### [REQUIRED WORK]
In the records below, pick out all lines containing the word "Cantidad".

### [SUPPLIED DATA]
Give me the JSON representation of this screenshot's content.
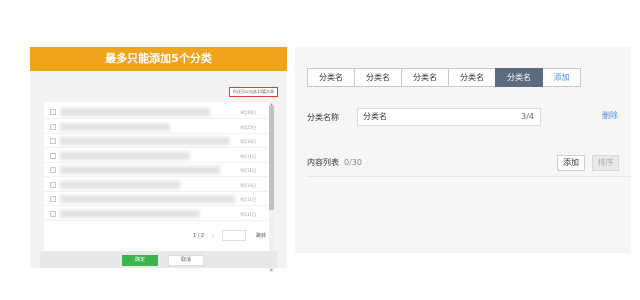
{
  "left_dialog": {
    "banner_title": "最多只能添加5个分类",
    "remaining_note": "你还可以勾选30篇文章",
    "rows": [
      {
        "date": "9月30日"
      },
      {
        "date": "9月25日"
      },
      {
        "date": "9月16日"
      },
      {
        "date": "9月11日"
      },
      {
        "date": "9月11日"
      },
      {
        "date": "9月14日"
      },
      {
        "date": "9月11日"
      },
      {
        "date": "9月11日"
      }
    ],
    "pager": {
      "page": "1 / 2",
      "next": "›",
      "goto_label": "跳转"
    },
    "confirm_label": "确定",
    "cancel_label": "取消"
  },
  "right_panel": {
    "tabs": [
      {
        "label": "分类名",
        "active": false
      },
      {
        "label": "分类名",
        "active": false
      },
      {
        "label": "分类名",
        "active": false
      },
      {
        "label": "分类名",
        "active": false
      },
      {
        "label": "分类名",
        "active": true
      }
    ],
    "add_tab_label": "添加",
    "name_label": "分类名称",
    "name_value": "分类名",
    "name_count": "3/4",
    "delete_label": "删除",
    "content_label": "内容列表",
    "content_count": "0/30",
    "add_button": "添加",
    "sort_button": "排序",
    "colors": {
      "active_tab": "#5d6b7e",
      "link": "#4a8fd6",
      "banner": "#f0a31b",
      "confirm": "#3cb44b",
      "warning_border": "#e03a3a"
    }
  }
}
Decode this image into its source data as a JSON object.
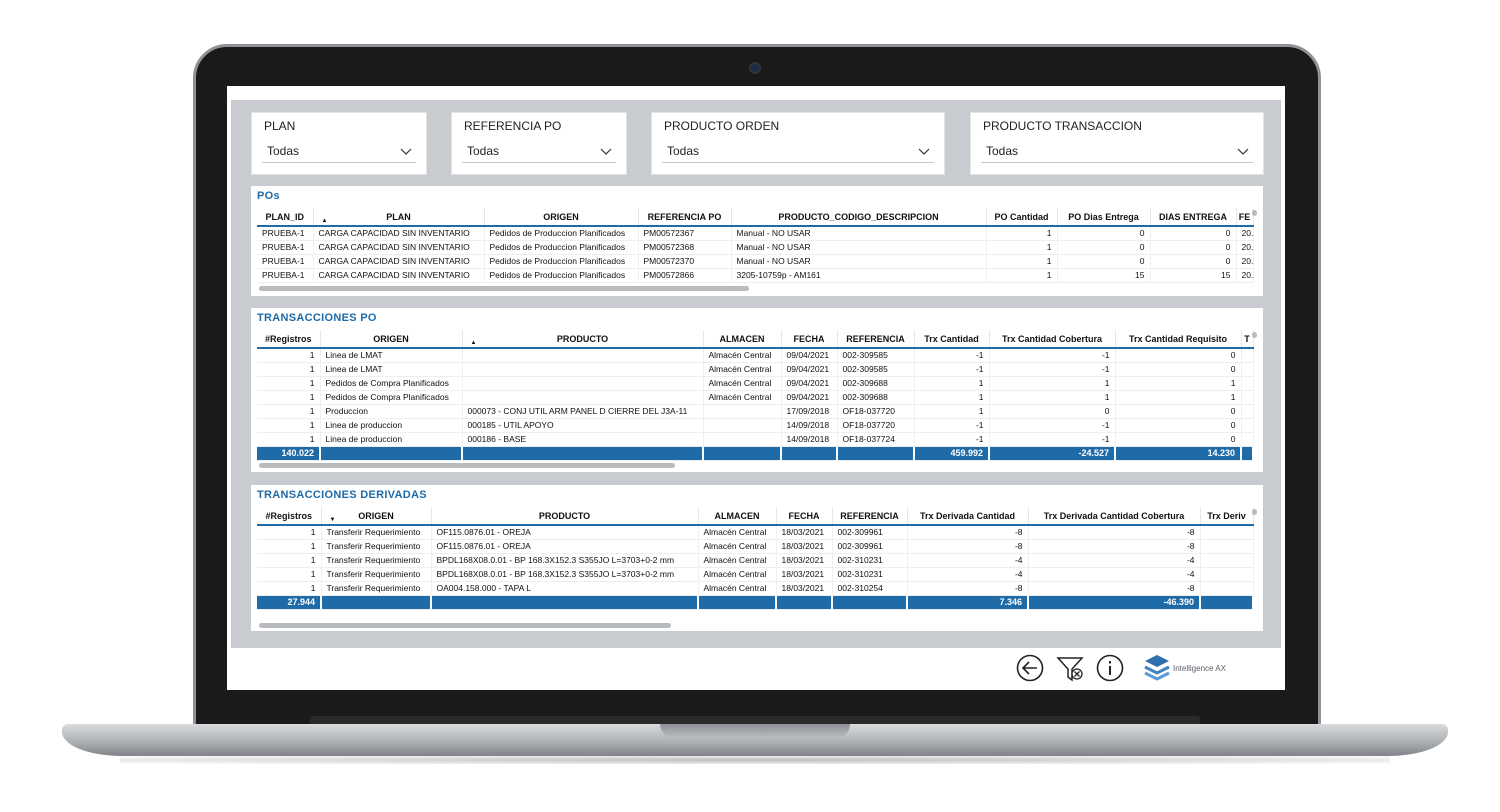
{
  "filters": [
    {
      "label": "PLAN",
      "value": "Todas"
    },
    {
      "label": "REFERENCIA PO",
      "value": "Todas"
    },
    {
      "label": "PRODUCTO ORDEN",
      "value": "Todas"
    },
    {
      "label": "PRODUCTO TRANSACCION",
      "value": "Todas"
    }
  ],
  "pos": {
    "title": "POs",
    "columns": [
      "PLAN_ID",
      "PLAN",
      "ORIGEN",
      "REFERENCIA PO",
      "PRODUCTO_CODIGO_DESCRIPCION",
      "PO Cantidad",
      "PO Dias Entrega",
      "DIAS ENTREGA",
      "FE"
    ],
    "rows": [
      [
        "PRUEBA-1",
        "CARGA CAPACIDAD SIN INVENTARIO",
        "Pedidos de Produccion Planificados",
        "PM00572367",
        "Manual - NO USAR",
        "1",
        "0",
        "0",
        "20."
      ],
      [
        "PRUEBA-1",
        "CARGA CAPACIDAD SIN INVENTARIO",
        "Pedidos de Produccion Planificados",
        "PM00572368",
        "Manual - NO USAR",
        "1",
        "0",
        "0",
        "20."
      ],
      [
        "PRUEBA-1",
        "CARGA CAPACIDAD SIN INVENTARIO",
        "Pedidos de Produccion Planificados",
        "PM00572370",
        "Manual - NO USAR",
        "1",
        "0",
        "0",
        "20."
      ],
      [
        "PRUEBA-1",
        "CARGA CAPACIDAD SIN INVENTARIO",
        "Pedidos de Produccion Planificados",
        "PM00572866",
        "3205-10759p - AM161",
        "1",
        "15",
        "15",
        "20."
      ]
    ]
  },
  "trx": {
    "title": "TRANSACCIONES PO",
    "columns": [
      "#Registros",
      "ORIGEN",
      "PRODUCTO",
      "ALMACEN",
      "FECHA",
      "REFERENCIA",
      "Trx Cantidad",
      "Trx Cantidad Cobertura",
      "Trx Cantidad Requisito",
      "T"
    ],
    "rows": [
      [
        "1",
        "Linea de LMAT",
        "",
        "Almacén Central",
        "09/04/2021",
        "002-309585",
        "-1",
        "-1",
        "0"
      ],
      [
        "1",
        "Linea de LMAT",
        "",
        "Almacén Central",
        "09/04/2021",
        "002-309585",
        "-1",
        "-1",
        "0"
      ],
      [
        "1",
        "Pedidos de Compra Planificados",
        "",
        "Almacén Central",
        "09/04/2021",
        "002-309688",
        "1",
        "1",
        "1"
      ],
      [
        "1",
        "Pedidos de Compra Planificados",
        "",
        "Almacén Central",
        "09/04/2021",
        "002-309688",
        "1",
        "1",
        "1"
      ],
      [
        "1",
        "Produccion",
        "000073 - CONJ UTIL ARM PANEL D CIERRE DEL J3A-11",
        "",
        "17/09/2018",
        "OF18-037720",
        "1",
        "0",
        "0"
      ],
      [
        "1",
        "Linea de produccion",
        "000185 - UTIL APOYO",
        "",
        "14/09/2018",
        "OF18-037720",
        "-1",
        "-1",
        "0"
      ],
      [
        "1",
        "Linea de produccion",
        "000186 - BASE",
        "",
        "14/09/2018",
        "OF18-037724",
        "-1",
        "-1",
        "0"
      ]
    ],
    "totals": [
      "140.022",
      "",
      "",
      "",
      "",
      "",
      "459.992",
      "-24.527",
      "14.230",
      ""
    ]
  },
  "der": {
    "title": "TRANSACCIONES DERIVADAS",
    "columns": [
      "#Registros",
      "ORIGEN",
      "PRODUCTO",
      "ALMACEN",
      "FECHA",
      "REFERENCIA",
      "Trx Derivada Cantidad",
      "Trx Derivada Cantidad Cobertura",
      "Trx Deriv"
    ],
    "rows": [
      [
        "1",
        "Transferir Requerimiento",
        "OF115.0876.01 - OREJA",
        "Almacén Central",
        "18/03/2021",
        "002-309961",
        "-8",
        "-8",
        ""
      ],
      [
        "1",
        "Transferir Requerimiento",
        "OF115.0876.01 - OREJA",
        "Almacén Central",
        "18/03/2021",
        "002-309961",
        "-8",
        "-8",
        ""
      ],
      [
        "1",
        "Transferir Requerimiento",
        "BPDL168X08.0.01 - BP 168.3X152.3 S355JO L=3703+0-2 mm",
        "Almacén Central",
        "18/03/2021",
        "002-310231",
        "-4",
        "-4",
        ""
      ],
      [
        "1",
        "Transferir Requerimiento",
        "BPDL168X08.0.01 - BP 168.3X152.3 S355JO L=3703+0-2 mm",
        "Almacén Central",
        "18/03/2021",
        "002-310231",
        "-4",
        "-4",
        ""
      ],
      [
        "1",
        "Transferir Requerimiento",
        "OA004.158.000 - TAPA L",
        "Almacén Central",
        "18/03/2021",
        "002-310254",
        "-8",
        "-8",
        ""
      ]
    ],
    "totals": [
      "27.944",
      "",
      "",
      "",
      "",
      "",
      "7.346",
      "-46.390",
      ""
    ]
  },
  "footer": {
    "icons": [
      "back-arrow-icon",
      "clear-filter-icon",
      "info-icon"
    ],
    "logo_text": "Intelligence AX"
  }
}
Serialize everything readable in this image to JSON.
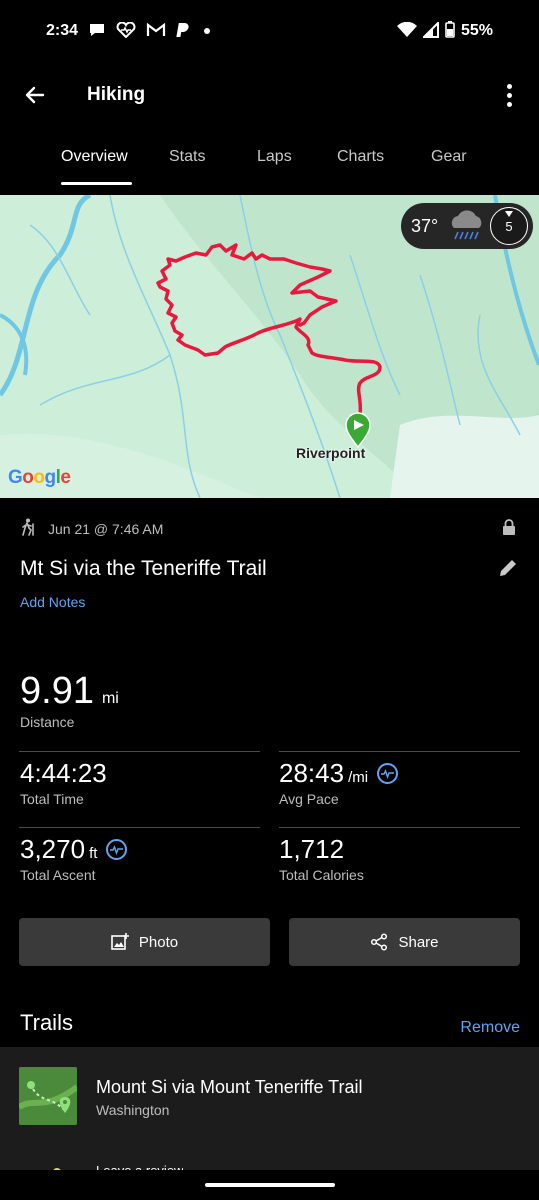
{
  "status_bar": {
    "time": "2:34",
    "battery": "55%",
    "notification_icons": [
      "chat-bubble-icon",
      "heart-rate-icon",
      "gmail-icon",
      "pandora-icon",
      "dot-icon"
    ],
    "system_icons": [
      "wifi-icon",
      "cell-signal-icon",
      "battery-icon"
    ]
  },
  "app_bar": {
    "title": "Hiking"
  },
  "tabs": [
    {
      "label": "Overview",
      "active": true
    },
    {
      "label": "Stats",
      "active": false
    },
    {
      "label": "Laps",
      "active": false
    },
    {
      "label": "Charts",
      "active": false
    },
    {
      "label": "Gear",
      "active": false
    }
  ],
  "map": {
    "weather_temp": "37°",
    "wind_speed": "5",
    "location_label": "Riverpoint",
    "provider": "Google",
    "route_color": "#e8193c",
    "start_marker_color": "#3aaa35"
  },
  "activity": {
    "date": "Jun 21 @ 7:46 AM",
    "title": "Mt Si via the Teneriffe Trail",
    "add_notes": "Add Notes"
  },
  "stats": {
    "distance": {
      "value": "9.91",
      "unit": "mi",
      "label": "Distance"
    },
    "total_time": {
      "value": "4:44:23",
      "unit": "",
      "label": "Total Time"
    },
    "avg_pace": {
      "value": "28:43",
      "unit": "/mi",
      "label": "Avg Pace"
    },
    "total_ascent": {
      "value": "3,270",
      "unit": "ft",
      "label": "Total Ascent"
    },
    "total_calories": {
      "value": "1,712",
      "unit": "",
      "label": "Total Calories"
    }
  },
  "actions": {
    "photo": "Photo",
    "share": "Share"
  },
  "trails": {
    "heading": "Trails",
    "remove": "Remove",
    "trail_name": "Mount Si via Mount Teneriffe Trail",
    "trail_region": "Washington",
    "review": "Leave a review"
  },
  "colors": {
    "accent": "#5fa5f2",
    "button_bg": "#3a3a3a",
    "card_bg": "#1c1c1c"
  }
}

### [RESULT FOR THIS EXERCISE]
      "PO Cantidad",
      "Trx Cantidad",
      "Trx Cantidad Cobertura",
      "Trx Cantidad Requisito",
      "Trx Derivada Cantidad",
      "Trx Derivada Cantidad Cobertura",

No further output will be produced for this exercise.